Building a consideration set
The consideration set involves the time in which a person (or company) is looking at all the possible solutions for a job they want to fulfill through a product. It’s during this time “active” or “passive” looking takes place. Active looking usually stems from a moment of particular frustration the person has been through with the product. Passive looking can be ongoing for weeks/months while the person is uncertain if the product is doing its job well enough.
For software businesses, asking questions around the consideration set can help you uncover if there were situations where multiple people affected the purchasing decision:
- Once you figured out you wanted to buy a new solution, did you do much research to figure out which tool was right for your company? Were you the only one who was looking for something else at that time?
- Where did you first hear about the tool you picked?
- Can you recall how you came to purchase the specific tool you did?
- When you were looking around, did you (or anyone else) try out any other tools? What were they?
- How long did you look around before you clicked “buy” on the [tool’s] website?
Creating a timeline of events helps bring the interviewee back through the journey of what brought them to purchase a product. We’ve discovered for software purchases, there are often multiple timelines at work.
In the past, we’ve started interviews with the objective of uncovering why a company switched from Tool A > Tool B. We actually ended up with two timelines; one relating to why a company moved from Tool A > Tool B and then from Tool B > Tool C.
Once again, this is down to there being numerous people involved in the decision for buying software. You’re really looking for the right people to talk to, the main decision maker. There’s so many times you’ll hear: “I wasn’t at [company] when we bought [tool] but I’m the main person who uses it!”.
It’s like interviewing a parent who bought a mattress for their child. Talking to the child to understand how the mattress is working out now is useful information, but really you want to talk to the parent about why they bought the mattress in the first place. Unearthing who the main decision maker behind buying software by asking questions like:
- What year did [company] move to [product]? Were you there at that point?
- Who decided to make that move? Are they still at the company now? What role are they in?
Knowing who the other decision makers are will give you a broader picture where you need to innovate, and how you can support jobs your product is getting dropped for.
There’s more than mattresses
Jobs-to-be-Done can be great for understanding why companies hire and fire products, and unearthing areas where you can innovate with your product. But remember what works for physical products does not directly translate to software products. Purchases are multi-dimensional, have multiple buyers involved, and are spread across multiple timelines.
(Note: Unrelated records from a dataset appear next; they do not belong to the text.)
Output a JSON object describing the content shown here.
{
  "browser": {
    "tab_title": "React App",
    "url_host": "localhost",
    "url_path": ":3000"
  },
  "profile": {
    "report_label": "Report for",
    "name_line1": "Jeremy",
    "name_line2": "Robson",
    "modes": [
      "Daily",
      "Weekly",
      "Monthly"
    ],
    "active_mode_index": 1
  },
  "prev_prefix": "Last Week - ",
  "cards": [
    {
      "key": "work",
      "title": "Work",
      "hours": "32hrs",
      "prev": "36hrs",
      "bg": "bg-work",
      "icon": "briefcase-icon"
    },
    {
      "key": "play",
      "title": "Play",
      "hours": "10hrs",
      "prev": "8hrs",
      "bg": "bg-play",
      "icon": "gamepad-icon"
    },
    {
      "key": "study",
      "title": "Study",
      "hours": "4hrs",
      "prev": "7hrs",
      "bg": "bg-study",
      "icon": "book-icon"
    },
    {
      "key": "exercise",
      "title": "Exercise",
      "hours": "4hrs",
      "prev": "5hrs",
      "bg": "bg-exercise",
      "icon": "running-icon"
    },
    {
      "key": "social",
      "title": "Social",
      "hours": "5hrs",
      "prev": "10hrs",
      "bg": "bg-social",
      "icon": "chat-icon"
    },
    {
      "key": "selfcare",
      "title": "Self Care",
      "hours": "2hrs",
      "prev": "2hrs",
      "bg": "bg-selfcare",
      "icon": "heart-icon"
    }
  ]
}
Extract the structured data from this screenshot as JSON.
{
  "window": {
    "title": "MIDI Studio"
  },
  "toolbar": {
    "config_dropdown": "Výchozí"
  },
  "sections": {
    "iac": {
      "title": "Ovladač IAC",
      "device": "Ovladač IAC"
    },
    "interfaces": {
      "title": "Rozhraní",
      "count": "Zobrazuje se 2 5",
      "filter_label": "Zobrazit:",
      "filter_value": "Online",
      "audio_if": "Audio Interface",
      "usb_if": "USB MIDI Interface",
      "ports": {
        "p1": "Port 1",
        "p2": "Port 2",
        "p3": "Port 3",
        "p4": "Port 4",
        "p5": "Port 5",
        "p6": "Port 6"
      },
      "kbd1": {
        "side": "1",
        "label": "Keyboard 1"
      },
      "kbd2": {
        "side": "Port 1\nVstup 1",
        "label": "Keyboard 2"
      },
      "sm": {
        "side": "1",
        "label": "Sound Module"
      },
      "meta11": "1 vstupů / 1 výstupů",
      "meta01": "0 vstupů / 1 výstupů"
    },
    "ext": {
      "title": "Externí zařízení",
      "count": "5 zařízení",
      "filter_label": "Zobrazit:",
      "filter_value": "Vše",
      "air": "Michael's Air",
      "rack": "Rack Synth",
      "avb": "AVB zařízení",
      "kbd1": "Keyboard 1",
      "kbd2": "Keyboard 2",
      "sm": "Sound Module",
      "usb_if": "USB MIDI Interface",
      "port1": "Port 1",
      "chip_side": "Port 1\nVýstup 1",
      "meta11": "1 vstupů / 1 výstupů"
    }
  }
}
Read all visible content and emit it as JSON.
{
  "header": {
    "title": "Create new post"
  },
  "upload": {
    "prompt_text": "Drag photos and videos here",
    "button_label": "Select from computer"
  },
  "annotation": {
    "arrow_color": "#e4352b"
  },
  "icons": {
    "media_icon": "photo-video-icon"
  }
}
By adjusting the interview techniques to your own needs, you’ll have a framework that can be applied to any modern software company.
Our fourth book, Intercom on Jobs-to-be-Done, is a collection of our best thoughts and ideas on the topic. Get your copy today.